In addition to manually changing the description to reflect that it is, in fact a temporal "fork", I also make sure to only keep my fork around as long as it takes to integrate my changes. I'm aggressive with pruning forks, which is something that seems to be rare elsewhere on GitHub. The result is similar to before: you click on someone's profile and listed in their repositories are all of these non-forks that were only ever created because they wanted to contribute a patch once, or maybe every now and then. "Every now and then" may have something to do with their keeping the fork around. See, if you go fix something and the pull request gets accepted, and then you prune the fork like I do, if two weeks or two months later you want to fix something else, then you've got to go recreate that project again before submitting another pull request. So it's not even as if the "leave the fork around" mentality can be attributed to unforgivable laziness. It's that the whole forking workflow is working against you to do otherwise.
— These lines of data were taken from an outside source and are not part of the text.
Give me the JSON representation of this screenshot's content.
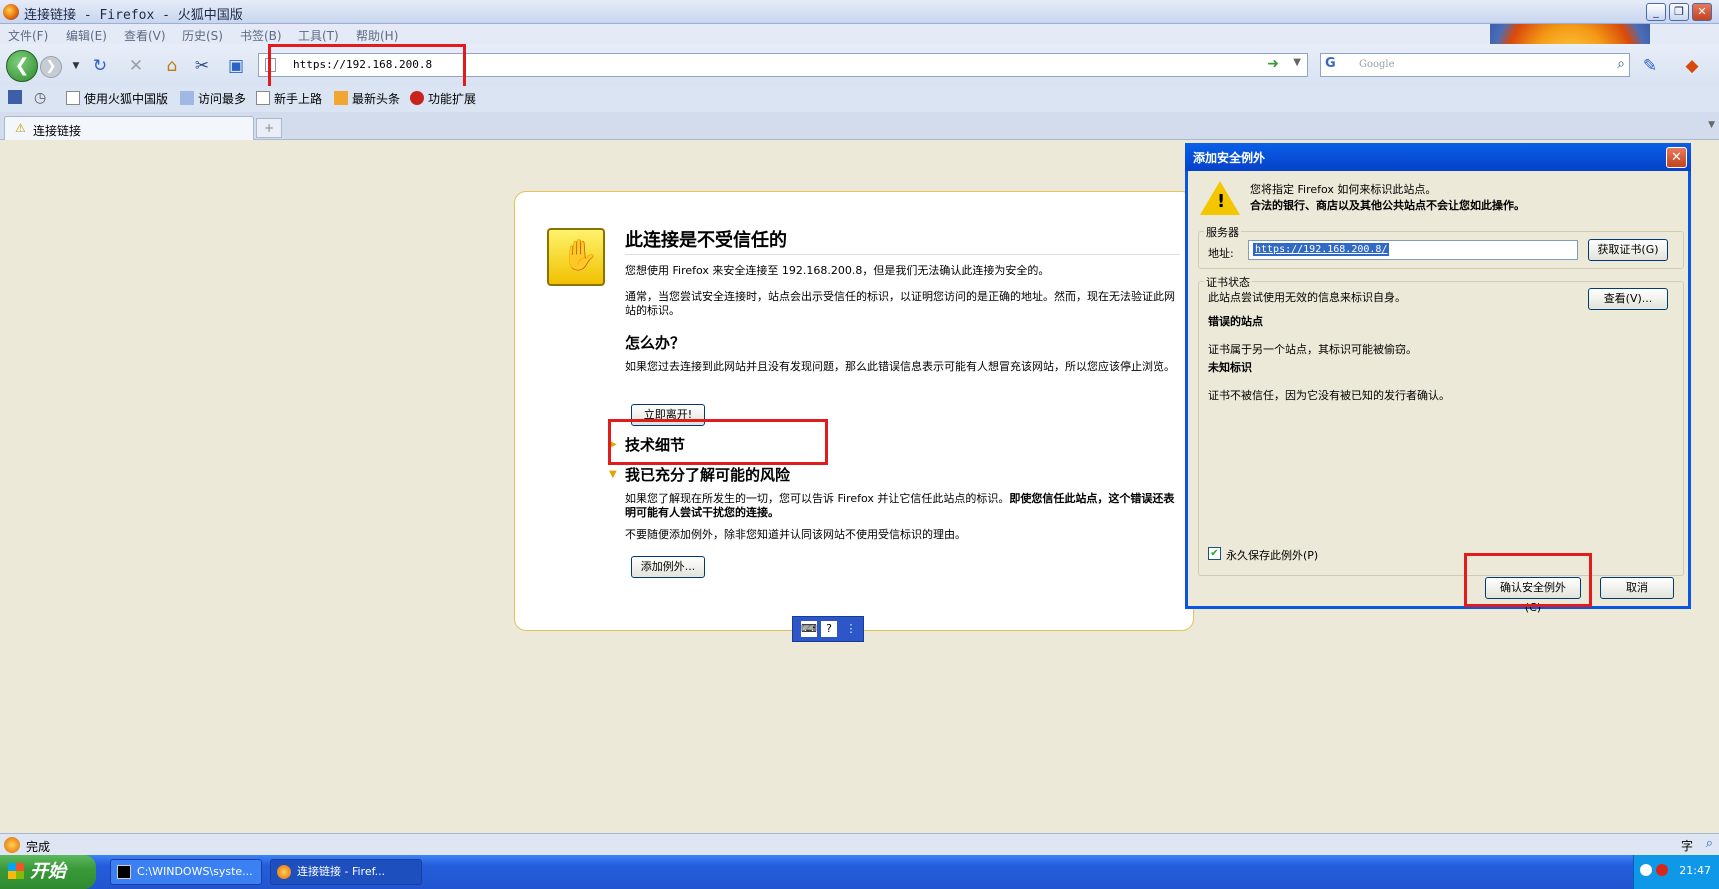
{
  "window": {
    "title": "连接链接 - Firefox - 火狐中国版"
  },
  "menu": [
    "文件(F)",
    "编辑(E)",
    "查看(V)",
    "历史(S)",
    "书签(B)",
    "工具(T)",
    "帮助(H)"
  ],
  "address": {
    "url": "https://192.168.200.8"
  },
  "search": {
    "placeholder": "Google"
  },
  "bookmarks": [
    "使用火狐中国版",
    "访问最多",
    "新手上路",
    "最新头条",
    "功能扩展"
  ],
  "tab": {
    "label": "连接链接"
  },
  "error": {
    "title": "此连接是不受信任的",
    "intro": "您想使用 Firefox 来安全连接至 192.168.200.8，但是我们无法确认此连接为安全的。",
    "normally": "通常，当您尝试安全连接时，站点会出示受信任的标识，以证明您访问的是正确的地址。然而，现在无法验证此网站的标识。",
    "what_heading": "怎么办？",
    "what_text": "如果您过去连接到此网站并且没有发现问题，那么此错误信息表示可能有人想冒充该网站，所以您应该停止浏览。",
    "leave_button": "立即离开!",
    "tech_heading": "技术细节",
    "risk_heading": "我已充分了解可能的风险",
    "risk_text_plain": "如果您了解现在所发生的一切，您可以告诉 Firefox 并让它信任此站点的标识。",
    "risk_text_bold": "即使您信任此站点，这个错误还表明可能有人尝试干扰您的连接。",
    "no_add_text": "不要随便添加例外，除非您知道并认同该网站不使用受信标识的理由。",
    "add_exception_button": "添加例外..."
  },
  "dialog": {
    "title": "添加安全例外",
    "line1": "您将指定 Firefox 如何来标识此站点。",
    "line2": "合法的银行、商店以及其他公共站点不会让您如此操作。",
    "server_group": "服务器",
    "addr_label": "地址:",
    "addr_value": "https://192.168.200.8/",
    "get_cert_button": "获取证书(G)",
    "cert_group": "证书状态",
    "cert_text": "此站点尝试使用无效的信息来标识自身。",
    "view_button": "查看(V)...",
    "wrong_site_heading": "错误的站点",
    "wrong_site_text": "证书属于另一个站点，其标识可能被偷窃。",
    "unknown_heading": "未知标识",
    "unknown_text": "证书不被信任，因为它没有被已知的发行者确认。",
    "permanent_label": "永久保存此例外(P)",
    "permanent_checked": true,
    "confirm_button": "确认安全例外(C)",
    "cancel_button": "取消"
  },
  "status": {
    "text": "完成"
  },
  "taskbar": {
    "start": "开始",
    "tasks": [
      "C:\\WINDOWS\\syste...",
      "连接链接 - Firef..."
    ],
    "clock": "21:47"
  }
}
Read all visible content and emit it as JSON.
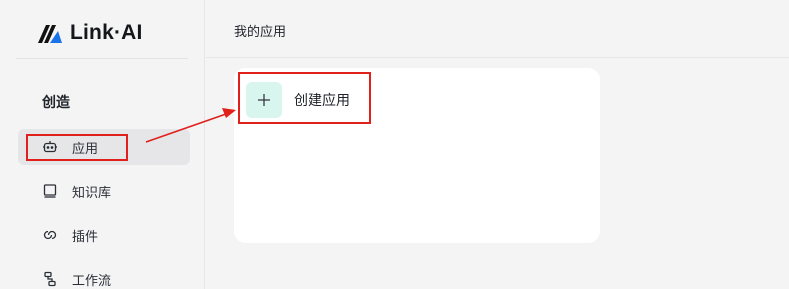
{
  "brand": {
    "name": "Link·AI",
    "accent": "#1a73e8"
  },
  "sidebar": {
    "section_title": "创造",
    "items": [
      {
        "label": "应用",
        "icon": "robot-icon",
        "active": true
      },
      {
        "label": "知识库",
        "icon": "book-icon",
        "active": false
      },
      {
        "label": "插件",
        "icon": "plugin-link-icon",
        "active": false
      },
      {
        "label": "工作流",
        "icon": "workflow-icon",
        "active": false
      }
    ]
  },
  "main": {
    "title": "我的应用",
    "create_button_label": "创建应用"
  },
  "colors": {
    "highlight": "#e0201b",
    "plus_tile": "#d8f6ee"
  }
}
I've pretty much blown way more of my time on blogging than I originally allotted for this, and I didn't even get to the part about how Git logs are totally unreliable. (Example: I once made a trivial change to this file. See if it can be found in the file's change history. Spoiler alert: it can't.) I'm also getting a little bummed about how negative I'm coming off here, although I suppose that's just the nature, given the topic I set out to tackle upfront.
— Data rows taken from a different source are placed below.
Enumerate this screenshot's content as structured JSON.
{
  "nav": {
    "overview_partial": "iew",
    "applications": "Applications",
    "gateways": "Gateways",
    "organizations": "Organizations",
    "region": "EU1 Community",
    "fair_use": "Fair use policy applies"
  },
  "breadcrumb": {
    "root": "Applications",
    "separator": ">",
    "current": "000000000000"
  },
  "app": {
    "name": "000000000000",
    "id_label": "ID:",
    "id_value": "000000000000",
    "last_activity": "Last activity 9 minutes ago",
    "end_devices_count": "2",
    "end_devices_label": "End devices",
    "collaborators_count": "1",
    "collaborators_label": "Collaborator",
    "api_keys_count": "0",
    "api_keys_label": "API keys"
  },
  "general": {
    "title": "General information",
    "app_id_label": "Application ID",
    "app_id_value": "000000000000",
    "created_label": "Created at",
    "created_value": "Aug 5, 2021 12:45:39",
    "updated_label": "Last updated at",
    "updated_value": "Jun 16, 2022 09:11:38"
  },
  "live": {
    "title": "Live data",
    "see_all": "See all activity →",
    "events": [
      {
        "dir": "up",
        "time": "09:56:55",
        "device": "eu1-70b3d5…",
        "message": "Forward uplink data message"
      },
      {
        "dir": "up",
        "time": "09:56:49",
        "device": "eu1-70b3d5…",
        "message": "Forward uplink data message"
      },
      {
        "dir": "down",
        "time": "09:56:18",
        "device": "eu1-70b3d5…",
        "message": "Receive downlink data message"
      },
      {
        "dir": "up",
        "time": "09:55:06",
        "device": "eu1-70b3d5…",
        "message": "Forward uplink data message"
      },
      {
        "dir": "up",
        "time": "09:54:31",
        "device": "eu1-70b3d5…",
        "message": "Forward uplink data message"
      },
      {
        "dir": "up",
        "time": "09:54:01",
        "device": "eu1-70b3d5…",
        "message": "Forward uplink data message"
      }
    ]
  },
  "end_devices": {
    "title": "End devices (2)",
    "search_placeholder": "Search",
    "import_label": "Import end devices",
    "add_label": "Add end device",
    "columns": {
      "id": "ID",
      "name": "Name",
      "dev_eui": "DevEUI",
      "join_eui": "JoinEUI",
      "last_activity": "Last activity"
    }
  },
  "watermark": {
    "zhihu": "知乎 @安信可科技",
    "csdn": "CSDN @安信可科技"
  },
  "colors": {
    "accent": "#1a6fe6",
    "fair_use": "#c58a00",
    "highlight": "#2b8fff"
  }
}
So I'll stop now and leave you with a rundown of how I currently operate these days: I first reach for Mercurial, especially for clean-slate repos that are never going to be seen by other eyes, since I don't have to worry about how potential contributors may be uncomfortable with something that isn't Git. When I do use Git, it's always as a result of an existing project that has chosen Git for its revision control, but I still opt to refrain from hosting on GitHub, and the only time I use its features is when the original project is hosted there. My Git remotes point to GitLab, because yay for heterogeneity. The free private repos and the fact that GitLab has a (FOSS) "Community Edition" both go a long way towards helping inform that decision.